J. Brent Loy (Plant Biology)
Hybrid plant varieties
J. Brent Loy (Plant Biology)
Hybrid plant varieties
J. Brent Loy (Plant Biology)
UNHCEMS®
RCI
NIAMS™ software
RCI
SWGM software
Brian Calder (CCOM)
UNH Data
Kevin Gardner (ERG)
NEPRS software
Lisa Townson, Stephen Judd (Cooperative Extension)
MPAA software
Val Schmidt (CCOM)
Transitions 2010-2011
Selected ENGL 401 authors
The Norton Pocket Book of Writing by Students
Jennifer Dietz, Michael Andrews, Amy Cornell (undergrad. authors)
CoachSmartNH™ curriculum
Karen Collins (Kinesiology)
Mini-Mojito (dwarf mint variety)
Kelly Vining (Plant Biology)
UNHCEMS®
RCI
Geocoder software
Luciano Fonseca (CCOM)

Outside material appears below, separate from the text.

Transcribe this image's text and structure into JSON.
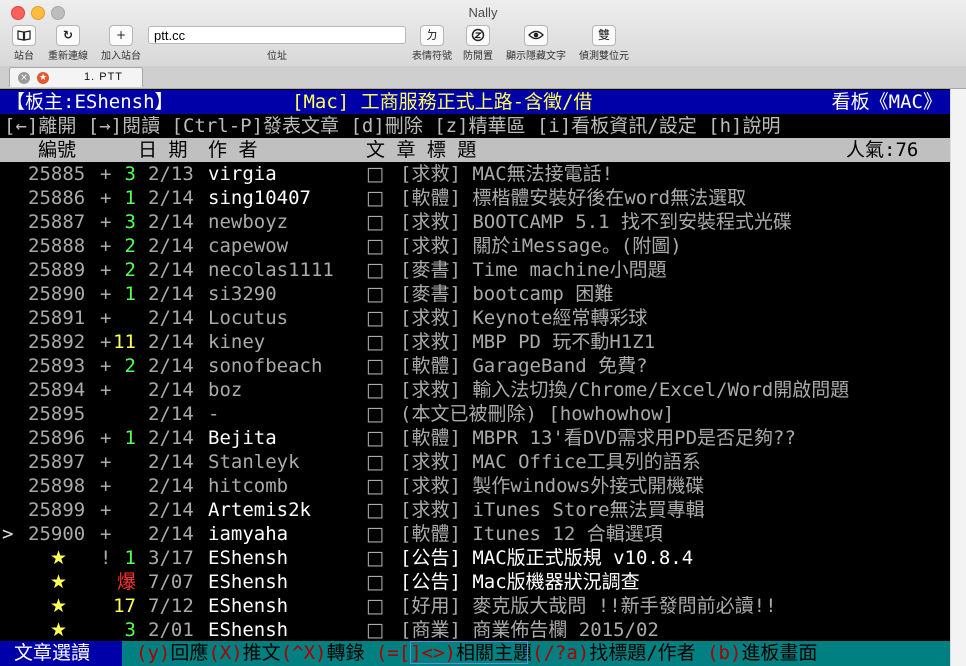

Bringing in the Bystander™ program
Prevention Innovations
IPv6 Protocol
Erica Johnson/ IOL
* Dr. Short is a Professor of Mathematics at UNH, a Founder of Kaonyx Labs, and a Grammy Awardee. And yes. You read that correctly.
FY2010-2011 First Time Disclosers

Discloser/Dept (*denotes PI)
Discloser/Dept (*denotes PI)
Discloser/Dept (*denotes PI)
Discloser/Dept (*denotes PI)
Jennifer Durant/MCBS
Yvon Durant*/Mat. Sci
Jack Mayer/Psych.
Gonghu Li/Chemistry
Mary Collins/SBDC
Michael Palace/CSRC
Jillian Lennartz/CSRC
Ruth Varner/CSRC
Elizabeth Varki/Comp Sci
Tucker Hurton/RCI
Patrick Messer/RCI
Heidi Edwards Dunn/SBDC
Ian Taschner/Chemistry
Charles Zercher*/Chemistry
Cuneyt Yalcin/Mech E
Adam Villa/Comp Sci
Jiayin Tian/ECE
Kuan Zhou*/ECE
Eric Tucker/Chem E
Qing Song/Chem E
Robin Collins*/CE
Val Schmidt/CCOM
Iulia Barbu/ERG
Tom Ballestero*/ERG
Dale Barkey*/Chem E
Xiaowei Teng/Chem E
Ethan Brooke/CE
John Zwerneman/CE
Irvinder Kaur/Chemistry
Glen Miller*/Chemistry
Ashleigh Kreider/Chemistry
Ed Wong*/Chemistry
Paula McWilliam/Nursing
Daniel Brogan/ECE
Kent Chamberlin*/ECE